If a record holds a picture, please leave the picture out and copy the rest of the record exactly.

DATA Start Marker

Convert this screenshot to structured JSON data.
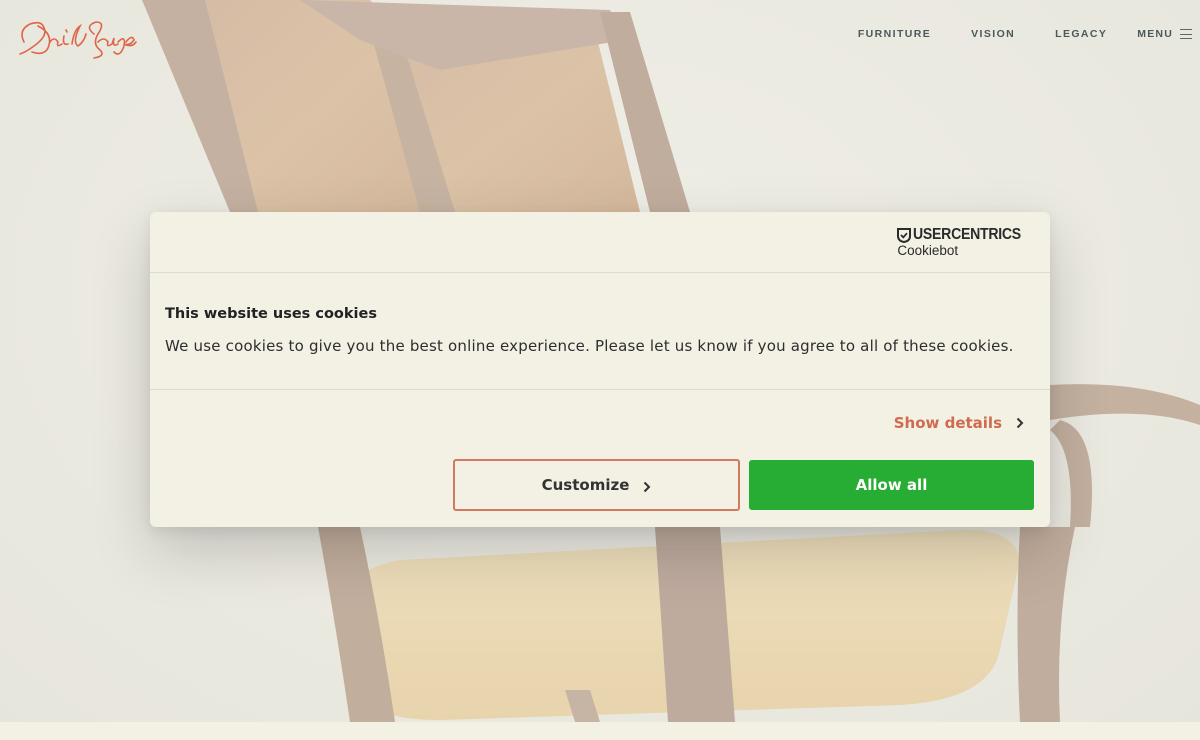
{
  "header": {
    "logo_alt": "David Savage",
    "nav": [
      "FURNITURE",
      "VISION",
      "LEGACY"
    ],
    "menu_label": "MENU"
  },
  "hero": {
    "image": "chair-icon"
  },
  "cookie_dialog": {
    "brand_name": "USERCENTRICS",
    "brand_sub": "Cookiebot",
    "title": "This website uses cookies",
    "text": "We use cookies to give you the best online experience. Please let us know if you agree to all of these cookies.",
    "show_details": "Show details",
    "customize": "Customize",
    "allow_all": "Allow all"
  },
  "colors": {
    "accent": "#d06a50",
    "allow_green": "#27ad34",
    "nav_text": "#4a5a5c",
    "dialog_bg": "#f3f0e4"
  }
}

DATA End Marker

SOLVED PROBLEM:
Convert this screenshot to structured JSON data.
{
  "header": {
    "logo_alt": "David Savage",
    "nav": [
      "FURNITURE",
      "VISION",
      "LEGACY"
    ],
    "menu_label": "MENU"
  },
  "hero": {
    "image": "chair-icon"
  },
  "cookie_dialog": {
    "brand_name": "USERCENTRICS",
    "brand_sub": "Cookiebot",
    "title": "This website uses cookies",
    "text": "We use cookies to give you the best online experience. Please let us know if you agree to all of these cookies.",
    "show_details": "Show details",
    "customize": "Customize",
    "allow_all": "Allow all"
  },
  "colors": {
    "accent": "#d06a50",
    "allow_green": "#27ad34",
    "nav_text": "#4a5a5c",
    "dialog_bg": "#f3f0e4"
  }
}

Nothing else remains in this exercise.